The United States has been without an ambassador to Saudi Arabia since Trump took office. Abizaid is respected as the former commander of U.S. Central Command and is expected to be confirmed.

But senators used his confirmation hearing to vent their frustrations at Saudi behavior.

“We’re facing a crown prince who’s gone ‘full gangster,' ” Sen. Ron JohnsonRonald (Ron) Harold JohnsonGOP senators call for Barr to release full results of Epstein investigation FBI Agents Association calls on Congress to make 'domestic terrorism' a federal crime Senators renew request for domestic threats documents from FBI, DOJ after shootings MORE (R-Wis.) said, agreeing with Rubio’s description. “We find the behavior completely unacceptable.”

Still, Johnson said the United States needs a “sound” relationship with Saudi Arabia to counter Iran.

Abizaid responded that it’s a “vital” U.S. interest to have a relationship with Saudi Arabia to push back on “malign Iranian influence.”

Committee Chairman Jim RischJames (Jim) Elroy RischTrump moves forward with F-16 sale to Taiwan opposed by China Overnight Defense: US exits landmark arms control treaty with Russia | Pentagon vows to 'fully pursue' once-banned missiles | Ratcliffe out as intel pick | Trump signs budget deal that boosts defense | Trump defends North Korea's Kim as 'friend' The 23 Republicans who opposed Trump-backed budget deal MORE (R-Idaho) added that the United States needs to send a “strong” message to the Saudis about their behavior.

“And I’m sure Gen. Abizaid will carry it,” Risch continued. “They’re making it very difficult for us right now, and the crown prince particularly is making this very, very difficult for us.”

Democrats have also previously expressed concern at the ties Trump adviser and son-in-law Jared KushnerJared Corey KushnerPresident tweets 'few work harder' than Ivanka, Jared PETA billboard in Baltimore calls Kushner a 'rich pest' Top immigration aide experienced 'jolt of electricity to my soul' when Trump announced campaign MORE has with the Saudis.
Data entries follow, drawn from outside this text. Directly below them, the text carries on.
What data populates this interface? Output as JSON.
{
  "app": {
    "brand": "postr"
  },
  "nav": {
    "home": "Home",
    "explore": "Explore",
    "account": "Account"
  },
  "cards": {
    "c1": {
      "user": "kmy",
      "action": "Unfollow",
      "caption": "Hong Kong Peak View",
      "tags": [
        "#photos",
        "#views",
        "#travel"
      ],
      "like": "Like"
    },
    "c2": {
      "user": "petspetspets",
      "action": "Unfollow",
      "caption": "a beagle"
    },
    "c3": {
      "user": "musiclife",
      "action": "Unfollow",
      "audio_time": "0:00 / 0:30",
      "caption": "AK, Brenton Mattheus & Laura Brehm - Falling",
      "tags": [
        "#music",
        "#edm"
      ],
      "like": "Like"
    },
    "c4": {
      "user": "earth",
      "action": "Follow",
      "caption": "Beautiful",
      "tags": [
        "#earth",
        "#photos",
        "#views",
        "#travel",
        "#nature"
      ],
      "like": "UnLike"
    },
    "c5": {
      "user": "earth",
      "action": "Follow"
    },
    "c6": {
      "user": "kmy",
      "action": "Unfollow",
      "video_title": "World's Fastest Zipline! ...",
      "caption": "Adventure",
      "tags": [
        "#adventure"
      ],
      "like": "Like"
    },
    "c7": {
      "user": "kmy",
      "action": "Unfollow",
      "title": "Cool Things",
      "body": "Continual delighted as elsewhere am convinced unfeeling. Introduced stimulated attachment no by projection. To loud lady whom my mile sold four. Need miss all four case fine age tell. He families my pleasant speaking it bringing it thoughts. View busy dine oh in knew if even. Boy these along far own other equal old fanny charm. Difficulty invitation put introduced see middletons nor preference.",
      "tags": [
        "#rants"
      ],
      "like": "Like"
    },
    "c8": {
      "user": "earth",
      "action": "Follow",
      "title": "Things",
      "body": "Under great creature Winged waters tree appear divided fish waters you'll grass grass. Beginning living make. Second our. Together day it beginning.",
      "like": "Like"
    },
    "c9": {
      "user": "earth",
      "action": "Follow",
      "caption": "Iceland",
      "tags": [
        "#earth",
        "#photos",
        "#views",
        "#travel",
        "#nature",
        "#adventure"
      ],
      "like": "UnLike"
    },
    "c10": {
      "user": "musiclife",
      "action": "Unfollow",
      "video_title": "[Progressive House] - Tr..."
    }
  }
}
Without specifically naming Kushner, committee ranking member Sen. Bob MenendezRobert (Bob) MenendezPelosi warns Mnuchin to stop 'illegal' .3B cut to foreign aid House passes temporary immigration protections for Venezuelans Senate panel advances bipartisan bill to lower drug prices amid GOP blowback MORE (D-N.J.) asked Abizaid if he “will insist on remaining fully informed and briefed” of any administration contact with the Saudis.

“I will insist upon that,” Abizaid responded. “I am also an old soldier, and I know my chain of command. My chain of command is the president and through … the secretary of State.”